That is why Garyn Smith’s defensive performances at such a young age were so remarkable last season, as he led the Cardiff Blues defence in some valiant efforts.
The staple of defensive play is tackling, and right from when Garyn Smith burst on to the scene with a run of games at the end of the 2015/16 season it was clear that he had technique far superior to other young players that come through the ranks as a midfielder.
With a 92% tackle success rate, Smith had the best percentage of any Cardiff Blues back last season, and it showed as he played an active part in huge efforts without the ball against the likes of Munster, Cheetahs and Zebre during the Six Nations period.
It stands him in good stead, particularly looking at the tackle in the final clip against Leinster, for a permanent move to inside centre in the future, but it’s at outside centre that he shows off his reading of the game.
What you can see from the three clips is the effect of a season under Shaun Edwards on a young centre like Garyn Smith in the important position of outside centre in the classic Shaun Edwards blitz.
The defensive system of Edwards involves the entire defensive line in the phase, despite only one or two players actually taking part in the tackle.
For Smith it’s about making the decision to come up quickly on the outside and forcing the fly-half into choosing between a risky floated pass out wide, which the winger outside Garyn would be interested in intercepting, or restricting the attack into turning back inside.
Especially noticeable is his work between the two phases in the first clip against Zebre, as Josh Turnbull is called around to the blindside. Not a surprise to see Smith named in the leadership group this season.
There is a third option for the fly-half when the defence comes up though, and that is to stick with the pre-called play and pick out the midfield target coming onto the ball a bit deeper from the gain line.
This is where Garyn Smith can make his big plays if he makes the right decision to spot blitz and carries it out successfully.
Coming out of the line to make a play sees him either prevent the opposition getting the ball to a dangerous overlap, taking the momentum out of an attack or, in an ideal world, it at least brings the opposition down well behind the gainline and at best forces a turnover.
The amount of times Smith made these plays this season, especially for a young man, is what has put him right on the first team radar. If he can carry on that form, the only way is up, but what of his game in attack?
Well Smith is certainly no slouch with ball-in-hand, transferring the speed of his blitz and the power of his tackling into his ball carrying, combining them with a decent step off his right foot as shown in the first clip.
Averaging four metres per carry last season, he perhaps doesn’t have the out-and-out pace to make consistent outside breaks from 13, but his dynamic ball carrying is perfect for an inside centre in terms of being able to hit the gain line on a crash ball, or be an option at the back of a screen play.

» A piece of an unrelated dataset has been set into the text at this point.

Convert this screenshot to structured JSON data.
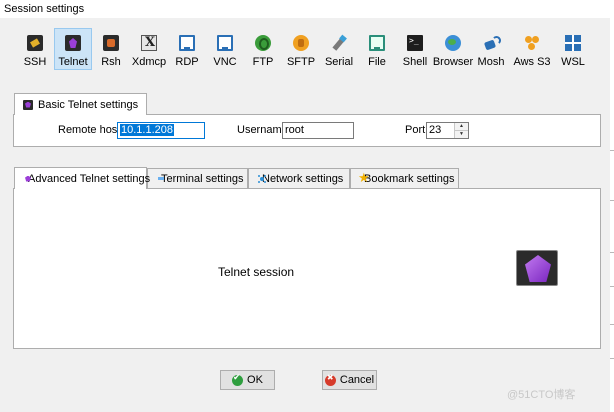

There is more than just ball carrying to playing at 12 though, as the inside centre has to cover as a playmaker when required.
This is the area in which Smith hasn’t been fully testes yet, but he showed glimpses of his creative abilities last season.
He’s got the footballing skills and the vision to link play well, but spending time under John Mulvihill and Jason Strange will no doubt improve his distribution and decision making in this area, with Mulvihill in particular showing signs early on of the Australian love of a footballing inside centre.
If Smith can get comfortable at stepping in to first receiver when required, he has a bright future at 12, with the likes of Harri Millard and Cam Lewis coming through the system behind him at outside centre, as well as Owen Lane and Aled Summerhill looking to move in from the wing.
Willis Halaholo and Rey Lee-Lo were on fine form in the second half of last season, but with Smith snapping at their heels, and Jack Roberts approaching a return to full fitness, there is an intriguing battle brewing in the Arms Park midfield.